The Danish designer behind Noma’s new interiors.
David Thulstrup is coming into his stride. Nine years after opening his eponymous studio in Copenhagen, having previously held positions at Jean Nouvel in Paris and Peter Marino in New York, Thulstrup and his team have gained a reputation for upending the dogmata of Danish design. His latest project—the interior architecture of the recently reopened restaurant Noma—was the perfect collaboration: a designer with his eye on the future joining forces with the pioneers of New Nordic cuisine. Here, Thulstrup reflects on how Danish design lost its colorful flair and explains why he teamed up with Brdr. Krüger, a century-old Danish design house, to produce his new Arv collection of furniture.

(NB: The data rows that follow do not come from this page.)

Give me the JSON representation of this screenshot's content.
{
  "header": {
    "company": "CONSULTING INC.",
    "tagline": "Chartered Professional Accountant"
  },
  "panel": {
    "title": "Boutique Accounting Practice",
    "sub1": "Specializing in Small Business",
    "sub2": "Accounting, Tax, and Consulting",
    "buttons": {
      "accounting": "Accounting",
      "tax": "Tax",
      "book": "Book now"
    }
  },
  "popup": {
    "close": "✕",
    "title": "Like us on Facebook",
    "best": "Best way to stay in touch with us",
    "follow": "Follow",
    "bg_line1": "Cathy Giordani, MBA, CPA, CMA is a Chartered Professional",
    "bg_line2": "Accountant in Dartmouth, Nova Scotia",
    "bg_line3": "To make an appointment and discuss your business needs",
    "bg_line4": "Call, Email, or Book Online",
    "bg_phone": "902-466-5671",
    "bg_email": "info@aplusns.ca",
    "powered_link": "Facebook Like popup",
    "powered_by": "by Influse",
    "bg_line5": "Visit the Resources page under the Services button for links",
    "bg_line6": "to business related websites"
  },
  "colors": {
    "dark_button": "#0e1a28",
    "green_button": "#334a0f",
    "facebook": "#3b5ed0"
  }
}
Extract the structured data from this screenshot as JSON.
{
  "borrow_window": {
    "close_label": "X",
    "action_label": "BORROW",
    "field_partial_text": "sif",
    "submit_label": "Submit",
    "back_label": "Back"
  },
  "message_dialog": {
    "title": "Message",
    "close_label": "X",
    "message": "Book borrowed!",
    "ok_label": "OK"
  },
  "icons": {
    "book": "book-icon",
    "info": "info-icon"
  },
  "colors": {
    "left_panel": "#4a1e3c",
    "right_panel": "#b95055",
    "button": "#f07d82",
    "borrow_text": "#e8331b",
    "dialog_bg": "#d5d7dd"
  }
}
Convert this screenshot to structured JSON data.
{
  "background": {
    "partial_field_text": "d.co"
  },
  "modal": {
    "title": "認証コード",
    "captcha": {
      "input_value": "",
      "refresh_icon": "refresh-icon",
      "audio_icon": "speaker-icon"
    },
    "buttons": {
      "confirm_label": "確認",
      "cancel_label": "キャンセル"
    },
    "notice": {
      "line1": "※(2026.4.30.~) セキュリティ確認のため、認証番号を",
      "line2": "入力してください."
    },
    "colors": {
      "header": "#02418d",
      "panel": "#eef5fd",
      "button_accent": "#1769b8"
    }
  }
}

Is the way that a project looks ever an indication of how “good” it is?
“Good” definitely goes beyond looks. It’s all about how a space makes you feel. It’s easy to do something that looks pretty, but there has to be functionality and that can be challenging for the eye. I always put the project first, but we do live in a time of social media, and communication about what one does is extremely important. It’s definitely something I think about every time I do a project.
What did you learn from working with Jean Nouvel?
The importance of experiencing design—looking at who is going to live in what I’m doing, and how. Where does the soap go? Do you sleep on the left side of the bed or on the right, for example? Details were something that Jean really pushed, along with working with materiality to do so—leather walls, or marble ceilings.
How do you design your own way of living?
I reflect on my everyday life and look at my habits. Sometimes I’m conflicted because I like it very clean and minimal, but I also love all the things that make a house a home: the textures, the softness, the weirdness.